Public art project bears fruit in Kings Hill

A five-metre high, multi-coloured artwork celebrating Kent’s agricultural heritage has been unveiled in Kings Hill, near West Malling.

The artwork, titled ‘Slices of Peace’, is the creation of renowned British-Nigerian artist and designer, Yinka Ilori MBE and has been installed in the community’s latest public open space, Orchard Park.

‘Slices of Peace’ is the culmination of Ilori’s tenure as Kings Hill’s Artist in Residence. A multi-sensory piece of work, it comprises one giant apple, flanked by two smaller apples as well as a soundtrack by sound artist Peter Adjaye. It was developed in conjunction with staff from Turner Contemporary, students and alumni from the University for the Creative Arts (UCA) – a collective known as AtelierUCA, and Kings Hill residents, who took part in a series of community workshops.

The opening event on Friday, 12 April gave the Kings Hill community the opportunity to meet the two artists as well as representatives of the organisations that partnered on the project. In addition to the artwork, attendees were able to view an exhibition by UCA students in the Kings Hill Control Tower Gallery.

Yinka Ilori said: “Bringing people and communities together is something I am passionate about and aspire to do through all of my work, which is why I am excited to bring ‘Slices of Peace’ to Kings Hill,”

“This installation is inspired by the rich culture and heritage of Kent, in particular its history of apple growing. Community is at the heart of this installation, and I hope it brings a ‘slice of peace’ to those visiting, offering them a place to wander, reflect, and meditate within the park.”
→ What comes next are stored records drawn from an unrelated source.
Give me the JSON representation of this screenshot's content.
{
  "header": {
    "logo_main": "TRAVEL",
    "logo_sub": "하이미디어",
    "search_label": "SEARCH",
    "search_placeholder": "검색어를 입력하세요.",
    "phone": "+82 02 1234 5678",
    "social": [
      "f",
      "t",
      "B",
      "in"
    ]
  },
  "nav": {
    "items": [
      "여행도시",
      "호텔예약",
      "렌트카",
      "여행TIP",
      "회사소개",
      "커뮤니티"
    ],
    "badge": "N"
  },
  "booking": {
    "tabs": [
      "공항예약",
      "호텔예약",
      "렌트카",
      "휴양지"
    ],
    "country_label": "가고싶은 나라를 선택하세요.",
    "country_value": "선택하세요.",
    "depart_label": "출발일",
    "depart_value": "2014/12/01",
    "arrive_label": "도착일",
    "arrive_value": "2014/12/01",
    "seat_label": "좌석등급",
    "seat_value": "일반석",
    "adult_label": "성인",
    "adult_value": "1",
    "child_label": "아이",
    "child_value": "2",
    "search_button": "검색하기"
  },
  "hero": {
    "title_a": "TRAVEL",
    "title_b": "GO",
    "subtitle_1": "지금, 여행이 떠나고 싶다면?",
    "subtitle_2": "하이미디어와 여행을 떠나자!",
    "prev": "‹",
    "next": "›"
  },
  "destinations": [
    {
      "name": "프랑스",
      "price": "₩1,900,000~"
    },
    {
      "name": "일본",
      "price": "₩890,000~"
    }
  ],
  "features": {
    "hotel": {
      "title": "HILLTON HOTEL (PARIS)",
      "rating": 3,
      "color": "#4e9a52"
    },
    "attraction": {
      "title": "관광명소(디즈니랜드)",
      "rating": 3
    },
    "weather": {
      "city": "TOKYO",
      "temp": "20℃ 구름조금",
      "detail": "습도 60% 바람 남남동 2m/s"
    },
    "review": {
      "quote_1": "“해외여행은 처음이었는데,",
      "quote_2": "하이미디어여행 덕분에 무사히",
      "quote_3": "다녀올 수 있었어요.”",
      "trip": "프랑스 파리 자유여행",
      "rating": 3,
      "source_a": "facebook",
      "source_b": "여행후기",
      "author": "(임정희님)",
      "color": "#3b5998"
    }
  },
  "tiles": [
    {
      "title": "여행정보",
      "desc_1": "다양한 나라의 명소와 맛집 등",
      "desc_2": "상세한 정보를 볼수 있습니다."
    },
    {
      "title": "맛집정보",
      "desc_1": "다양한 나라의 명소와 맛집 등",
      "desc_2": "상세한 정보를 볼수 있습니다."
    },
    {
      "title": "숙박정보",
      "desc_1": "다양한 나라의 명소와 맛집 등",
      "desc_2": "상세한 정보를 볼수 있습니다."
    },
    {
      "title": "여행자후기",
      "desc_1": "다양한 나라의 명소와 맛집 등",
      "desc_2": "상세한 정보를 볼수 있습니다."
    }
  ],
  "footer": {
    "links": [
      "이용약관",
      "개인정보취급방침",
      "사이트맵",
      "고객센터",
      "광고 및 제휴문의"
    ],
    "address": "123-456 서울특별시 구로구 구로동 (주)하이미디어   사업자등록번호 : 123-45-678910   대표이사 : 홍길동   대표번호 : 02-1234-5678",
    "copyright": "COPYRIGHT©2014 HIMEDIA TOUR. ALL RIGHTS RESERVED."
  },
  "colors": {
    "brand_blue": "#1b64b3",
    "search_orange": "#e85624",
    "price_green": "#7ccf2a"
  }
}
The apples – made from laser cut, powder coated steel – were constructed off site by Firecracker Works and anchored onto concrete plinths. The larger apple is more than 5m in diameter to accommodate people inside it, and the smaller apples are 700mm in diameter. ‘Slices of Peace’ will be the final significant public art commission to be installed in Kings Hill.

Andrew Blevins, of Kings Hill developer Liberty Property Trust, said: “This sculpture is the culmination of a 30-year development project between us and Kent County Council to transform an 800 acre brownfield site – the former RAF West Malling airfield – into the vibrant Kings Hill we have today.

“Public art has been central to our philosophy right from the beginning, helping to forge an identity for the evolving community and instilling a sense of pride in the area. As Kings Hill nears completion, ‘Slices of Peace’ helps represent all that has been achieved and the vision of the people who originally conceived of this community.”

The sculpture was designed to be site-specific to Orchard Park, which also conserves a rare national monument – a Pickett Hamilton fort from WWII – and features a Kentish ragstone amphitheatre for outdoor performances. 

Turner Contemporary curated the project, drawing on its experience of leading major commissions and public art projects. 

Sarah Martin, Head of Exhibitions, said: “It was wonderful to work alongside an artist as passionate and talented as Ilori, who brings such colour, energy, and enthusiasm to his practice.

“The three individual apple-shaped structures that form the sculpture reflect Kent’s rich culture and heritage, and the county’s history of apple growing. ‘Slices of Peace’ represents a space for community celebration and an area for people of all ages and backgrounds to come together to create new memories and share in new experiences. The installation aims to promote wellbeing, inspire a sense of belonging, and celebrate joy and positivity.”

The Control Tower Gallery exhibition produced by the UCA students contains a selection of key artefacts representing the work that has gone into the artwork’s creation. Open to the public until Friday, 19 April, it includes a site model of Orchard Park and the artwork, the textile resulting from the community stitching workshop, a timeline of key photographs and drawings from across the project, and a video of an interview with Yinka Ilori. The exhibition gives an insight into the overall development of the installation and can be viewed by contacting

UCA’s Assistant Vice Chancellor, Professor Terry Perk, said: “The project involved our students and alumni in a variety of tasks, supporting the development and delivery of the commission. As well as curating the accompanying exhibition, their role included assisting with the community workshops that helped inform the artwork and working with Ilori to produce a site model in his studio.

“Working with an artist of his stature provided them with an opportunity to explore new ideas and learn new skills for supporting their studies, future practices, and their eventual careers.”

Liberty partnered with Kent County Council on the project and appointed placemaking and public art commissioning agency Futurecity to oversee it.

For more information on Slices of Peace, visit